What the task asks: Your output should be the lines from the one containing "What data populates" through the last line below, both ends included, exactly as written and free of pictures.

Records supplied:
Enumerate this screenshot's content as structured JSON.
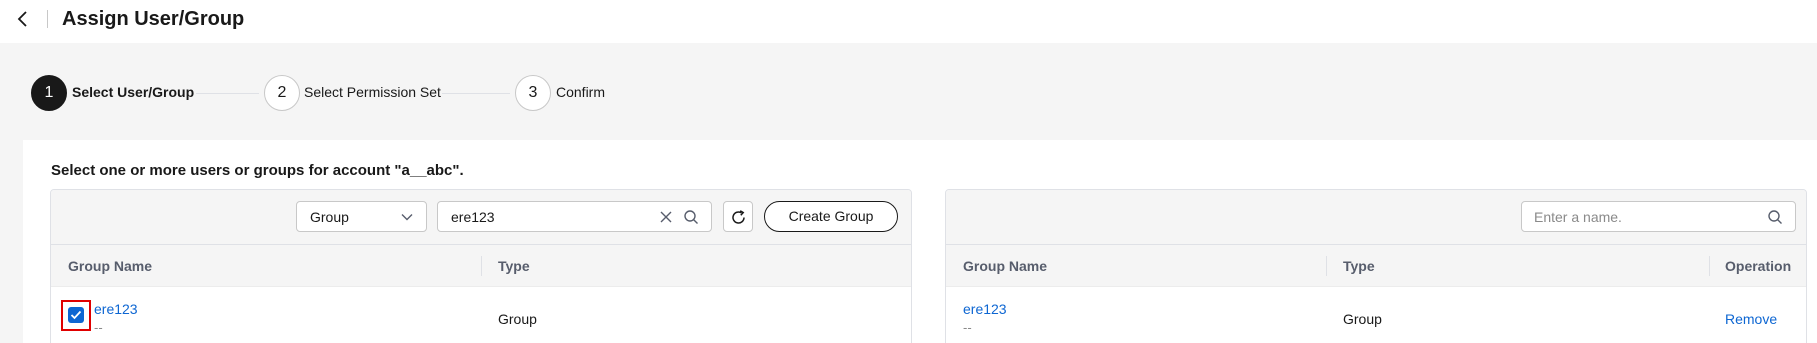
{
  "header": {
    "title": "Assign User/Group"
  },
  "steps": [
    {
      "number": "1",
      "label": "Select User/Group"
    },
    {
      "number": "2",
      "label": "Select Permission Set"
    },
    {
      "number": "3",
      "label": "Confirm"
    }
  ],
  "card": {
    "heading": "Select one or more users or groups for account \"a__abc\"."
  },
  "left_panel": {
    "type_select": "Group",
    "search_value": "ere123",
    "create_button": "Create Group",
    "columns": [
      "Group Name",
      "Type"
    ],
    "rows": [
      {
        "name": "ere123",
        "sub": "--",
        "type": "Group",
        "checked": true
      }
    ]
  },
  "right_panel": {
    "search_placeholder": "Enter a name.",
    "columns": [
      "Group Name",
      "Type",
      "Operation"
    ],
    "rows": [
      {
        "name": "ere123",
        "sub": "--",
        "type": "Group",
        "operation": "Remove"
      }
    ]
  },
  "colors": {
    "link": "#0d66d2",
    "checkbox": "#0d66d2",
    "highlight": "#e00000",
    "active_step": "#191919"
  },
  "icons": [
    "chevron-left-icon",
    "chevron-down-icon",
    "close-icon",
    "search-icon",
    "refresh-icon",
    "check-icon"
  ]
}
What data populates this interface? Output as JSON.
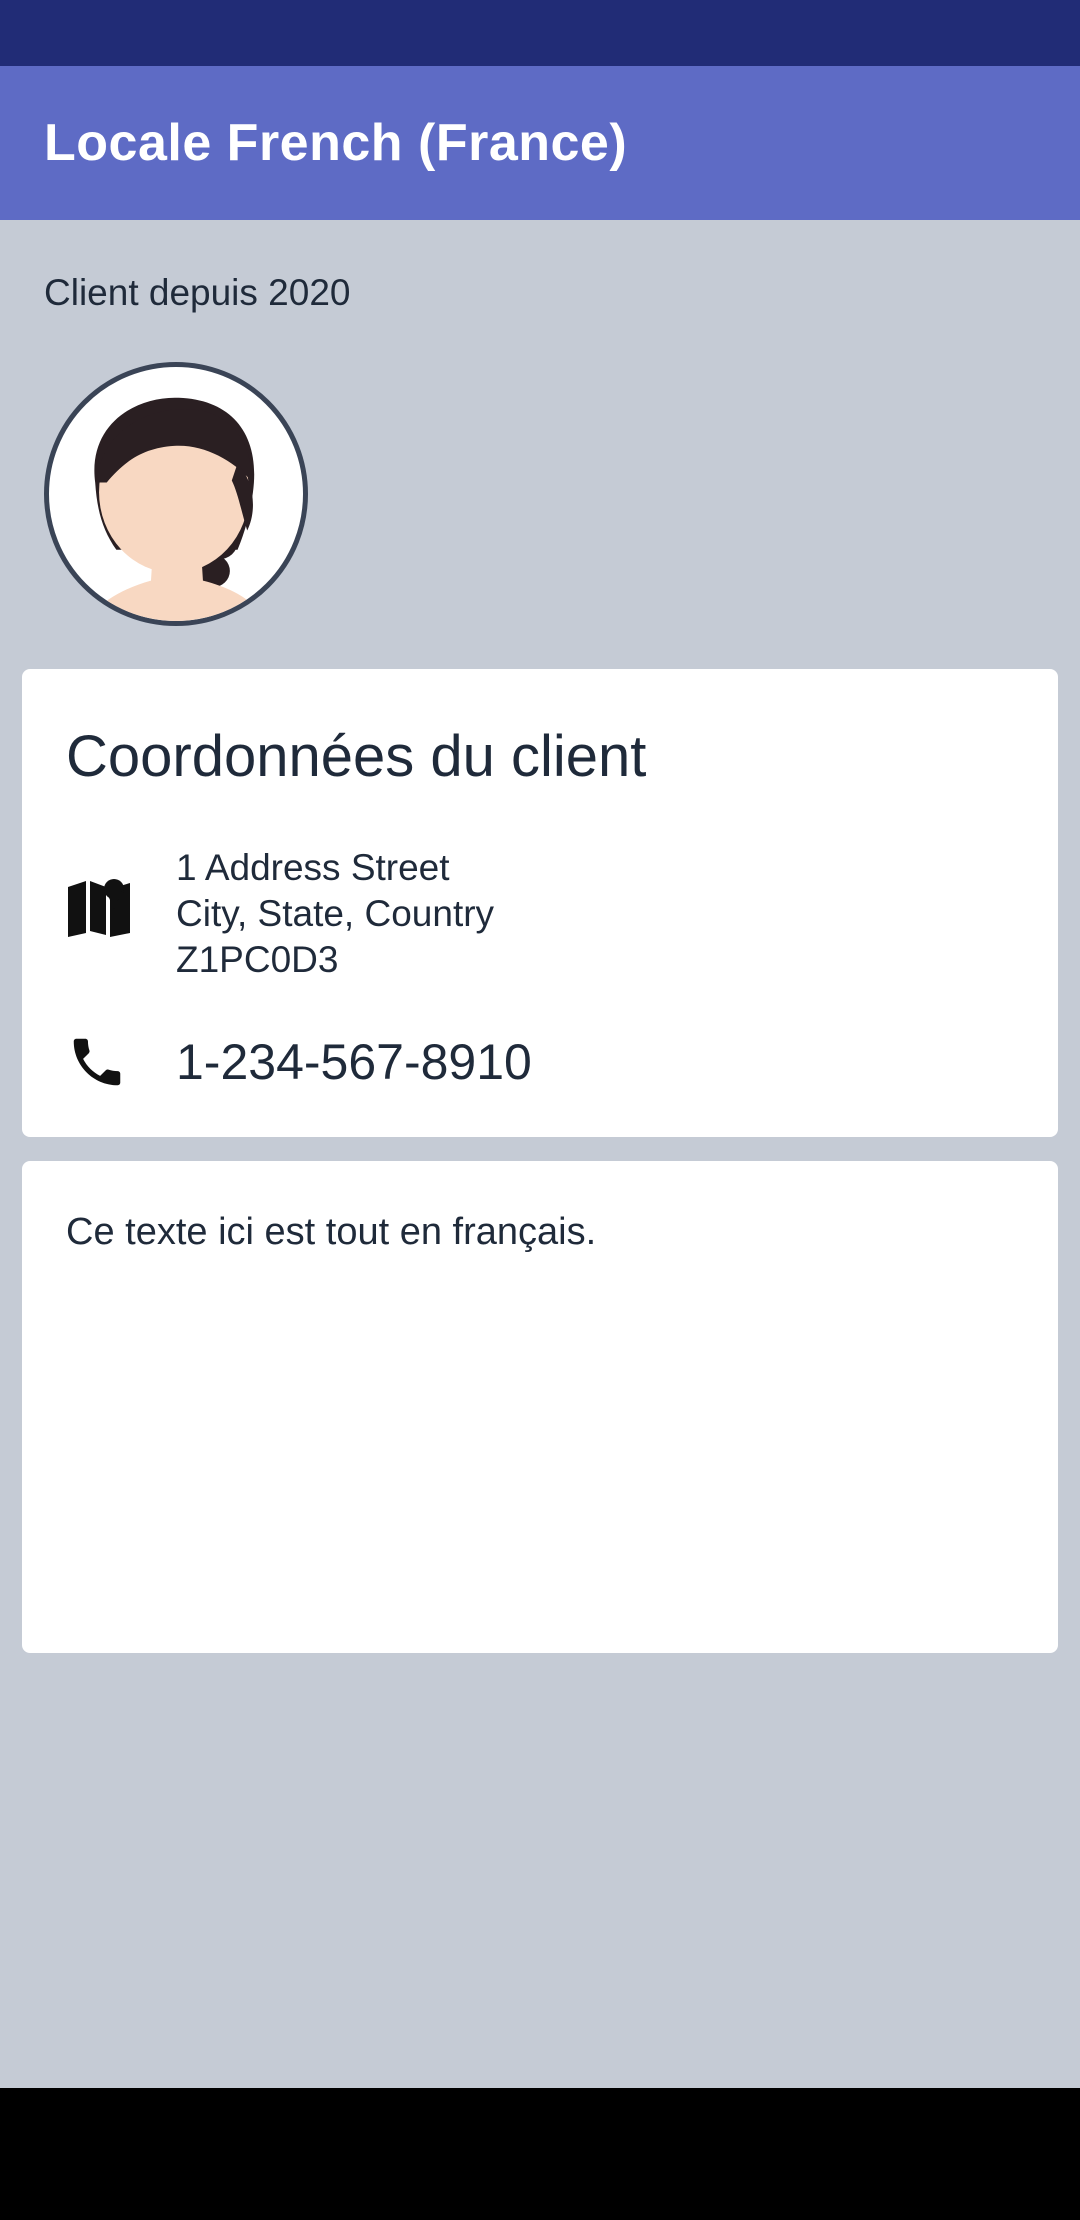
{
  "app_bar": {
    "title": "Locale French (France)"
  },
  "profile": {
    "client_since": "Client depuis 2020",
    "avatar_icon": "woman-avatar-icon"
  },
  "contact_card": {
    "title": "Coordonnées du client",
    "address_icon": "map-icon",
    "address_lines": [
      "1 Address Street",
      "City, State, Country",
      "Z1PC0D3"
    ],
    "phone_icon": "phone-icon",
    "phone": "1-234-567-8910"
  },
  "note_card": {
    "text": "Ce texte ici est tout en français."
  },
  "colors": {
    "status_bar": "#212c76",
    "app_bar": "#5e6bc5",
    "background": "#c5cbd5",
    "card": "#ffffff",
    "text": "#1f2a3a"
  }
}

Solution for this task:
What data populates this interface? Output as JSON.
{
  "app_bar": {
    "title": "Locale French (France)"
  },
  "profile": {
    "client_since": "Client depuis 2020",
    "avatar_icon": "woman-avatar-icon"
  },
  "contact_card": {
    "title": "Coordonnées du client",
    "address_icon": "map-icon",
    "address_lines": [
      "1 Address Street",
      "City, State, Country",
      "Z1PC0D3"
    ],
    "phone_icon": "phone-icon",
    "phone": "1-234-567-8910"
  },
  "note_card": {
    "text": "Ce texte ici est tout en français."
  },
  "colors": {
    "status_bar": "#212c76",
    "app_bar": "#5e6bc5",
    "background": "#c5cbd5",
    "card": "#ffffff",
    "text": "#1f2a3a"
  }
}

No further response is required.